### YOUR OBJECTIVE
Your job is to report every line of the entries that has "Accept".

RECORDS FOR THE TASK Start Marker

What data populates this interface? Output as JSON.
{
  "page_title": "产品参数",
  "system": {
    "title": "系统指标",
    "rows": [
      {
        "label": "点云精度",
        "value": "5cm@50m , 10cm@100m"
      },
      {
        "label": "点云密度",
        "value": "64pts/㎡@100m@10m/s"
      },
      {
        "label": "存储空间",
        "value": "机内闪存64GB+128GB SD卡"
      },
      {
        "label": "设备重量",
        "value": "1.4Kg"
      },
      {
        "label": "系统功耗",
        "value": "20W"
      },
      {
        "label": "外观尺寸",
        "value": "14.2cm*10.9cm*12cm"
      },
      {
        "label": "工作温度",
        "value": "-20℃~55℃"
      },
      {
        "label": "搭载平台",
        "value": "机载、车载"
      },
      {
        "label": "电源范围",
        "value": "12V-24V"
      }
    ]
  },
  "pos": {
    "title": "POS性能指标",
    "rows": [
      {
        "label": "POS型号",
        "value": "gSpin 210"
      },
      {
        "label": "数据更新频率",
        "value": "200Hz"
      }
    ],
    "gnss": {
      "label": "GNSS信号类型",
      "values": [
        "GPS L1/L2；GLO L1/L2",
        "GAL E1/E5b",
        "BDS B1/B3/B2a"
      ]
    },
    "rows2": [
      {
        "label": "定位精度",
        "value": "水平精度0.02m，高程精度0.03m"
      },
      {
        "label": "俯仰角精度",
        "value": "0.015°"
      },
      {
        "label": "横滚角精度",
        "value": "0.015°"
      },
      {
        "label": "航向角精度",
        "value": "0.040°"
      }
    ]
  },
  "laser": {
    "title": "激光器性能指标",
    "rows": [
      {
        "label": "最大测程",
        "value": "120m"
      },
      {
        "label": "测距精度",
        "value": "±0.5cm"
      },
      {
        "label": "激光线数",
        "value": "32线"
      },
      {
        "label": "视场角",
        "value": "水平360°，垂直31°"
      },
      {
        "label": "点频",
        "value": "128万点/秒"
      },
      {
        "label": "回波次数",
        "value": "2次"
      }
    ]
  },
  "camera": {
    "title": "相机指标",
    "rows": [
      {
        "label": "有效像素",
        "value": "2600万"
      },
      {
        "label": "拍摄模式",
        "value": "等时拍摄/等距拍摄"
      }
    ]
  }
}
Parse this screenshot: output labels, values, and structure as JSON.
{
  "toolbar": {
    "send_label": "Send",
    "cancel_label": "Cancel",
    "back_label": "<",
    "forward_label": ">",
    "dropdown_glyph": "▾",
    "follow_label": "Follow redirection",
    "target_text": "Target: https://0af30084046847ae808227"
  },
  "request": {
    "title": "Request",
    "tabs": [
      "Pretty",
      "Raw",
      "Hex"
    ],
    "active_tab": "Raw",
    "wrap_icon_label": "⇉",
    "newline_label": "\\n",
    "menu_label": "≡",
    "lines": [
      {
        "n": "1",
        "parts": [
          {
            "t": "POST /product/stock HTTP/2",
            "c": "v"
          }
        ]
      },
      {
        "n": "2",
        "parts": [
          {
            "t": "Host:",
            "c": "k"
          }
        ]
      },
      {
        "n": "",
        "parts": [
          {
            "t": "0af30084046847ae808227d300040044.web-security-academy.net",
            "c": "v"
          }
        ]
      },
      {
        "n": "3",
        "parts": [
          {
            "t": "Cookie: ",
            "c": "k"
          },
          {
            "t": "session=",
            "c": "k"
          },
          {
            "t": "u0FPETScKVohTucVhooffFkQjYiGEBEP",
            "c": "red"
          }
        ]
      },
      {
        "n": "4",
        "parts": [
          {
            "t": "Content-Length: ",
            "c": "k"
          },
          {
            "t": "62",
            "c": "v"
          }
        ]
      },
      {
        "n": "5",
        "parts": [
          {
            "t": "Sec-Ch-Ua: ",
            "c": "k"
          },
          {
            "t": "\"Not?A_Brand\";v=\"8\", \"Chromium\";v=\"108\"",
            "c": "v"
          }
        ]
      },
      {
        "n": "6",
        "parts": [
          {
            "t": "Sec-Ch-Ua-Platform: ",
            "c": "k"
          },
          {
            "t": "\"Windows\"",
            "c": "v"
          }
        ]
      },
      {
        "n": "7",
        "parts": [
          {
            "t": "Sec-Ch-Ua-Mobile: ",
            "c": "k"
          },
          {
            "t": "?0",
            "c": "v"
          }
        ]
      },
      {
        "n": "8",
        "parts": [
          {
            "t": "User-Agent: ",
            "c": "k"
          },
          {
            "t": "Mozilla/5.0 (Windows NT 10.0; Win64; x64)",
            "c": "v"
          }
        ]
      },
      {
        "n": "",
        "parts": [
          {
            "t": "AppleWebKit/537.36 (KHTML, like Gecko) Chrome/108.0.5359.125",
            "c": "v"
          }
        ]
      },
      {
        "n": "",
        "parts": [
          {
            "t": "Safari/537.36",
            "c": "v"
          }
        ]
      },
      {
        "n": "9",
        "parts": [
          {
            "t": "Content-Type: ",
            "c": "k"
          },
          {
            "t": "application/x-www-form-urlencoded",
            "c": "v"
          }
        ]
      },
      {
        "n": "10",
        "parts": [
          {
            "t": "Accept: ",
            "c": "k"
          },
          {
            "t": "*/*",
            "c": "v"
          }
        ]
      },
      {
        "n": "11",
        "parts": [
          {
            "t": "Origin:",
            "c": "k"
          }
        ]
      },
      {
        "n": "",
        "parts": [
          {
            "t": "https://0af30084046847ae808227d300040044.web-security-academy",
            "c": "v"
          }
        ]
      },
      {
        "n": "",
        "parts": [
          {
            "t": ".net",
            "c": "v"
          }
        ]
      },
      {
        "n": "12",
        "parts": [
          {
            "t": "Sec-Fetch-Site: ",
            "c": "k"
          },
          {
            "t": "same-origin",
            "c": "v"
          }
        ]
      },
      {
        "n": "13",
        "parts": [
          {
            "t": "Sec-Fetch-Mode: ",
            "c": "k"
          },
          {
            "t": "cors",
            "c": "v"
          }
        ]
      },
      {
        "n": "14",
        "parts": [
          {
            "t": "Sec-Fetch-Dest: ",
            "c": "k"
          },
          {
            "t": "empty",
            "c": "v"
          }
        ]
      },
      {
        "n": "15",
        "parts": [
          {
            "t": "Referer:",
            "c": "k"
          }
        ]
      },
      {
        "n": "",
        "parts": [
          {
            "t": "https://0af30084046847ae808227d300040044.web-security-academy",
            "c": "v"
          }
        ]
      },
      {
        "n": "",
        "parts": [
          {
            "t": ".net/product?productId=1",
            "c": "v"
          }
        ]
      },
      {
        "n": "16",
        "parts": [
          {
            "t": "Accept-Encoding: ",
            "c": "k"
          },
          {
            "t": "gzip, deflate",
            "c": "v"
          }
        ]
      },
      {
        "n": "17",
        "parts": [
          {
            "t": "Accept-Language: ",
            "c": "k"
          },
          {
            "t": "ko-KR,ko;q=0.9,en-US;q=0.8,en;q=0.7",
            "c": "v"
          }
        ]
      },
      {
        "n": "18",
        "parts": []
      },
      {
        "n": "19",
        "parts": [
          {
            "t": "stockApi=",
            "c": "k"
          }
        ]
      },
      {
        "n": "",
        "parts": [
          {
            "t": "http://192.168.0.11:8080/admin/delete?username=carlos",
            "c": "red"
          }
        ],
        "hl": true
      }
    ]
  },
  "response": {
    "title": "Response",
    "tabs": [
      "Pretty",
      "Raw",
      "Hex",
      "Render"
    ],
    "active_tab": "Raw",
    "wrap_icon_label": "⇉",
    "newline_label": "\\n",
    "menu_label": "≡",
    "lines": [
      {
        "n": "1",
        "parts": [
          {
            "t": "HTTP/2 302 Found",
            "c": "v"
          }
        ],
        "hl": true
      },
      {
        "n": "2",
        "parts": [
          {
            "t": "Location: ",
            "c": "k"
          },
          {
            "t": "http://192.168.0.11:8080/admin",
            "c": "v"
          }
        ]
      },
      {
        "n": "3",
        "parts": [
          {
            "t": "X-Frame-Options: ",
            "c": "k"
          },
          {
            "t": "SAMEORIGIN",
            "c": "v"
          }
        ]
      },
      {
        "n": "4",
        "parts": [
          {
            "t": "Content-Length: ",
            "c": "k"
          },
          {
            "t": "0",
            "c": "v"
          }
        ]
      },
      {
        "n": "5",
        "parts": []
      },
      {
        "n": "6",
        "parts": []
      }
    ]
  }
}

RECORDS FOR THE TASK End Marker

### THE COMPLETED TASK
            "t": "Accept: ",
            "t": "Accept-Encoding: ",
            "t": "Accept-Language: ",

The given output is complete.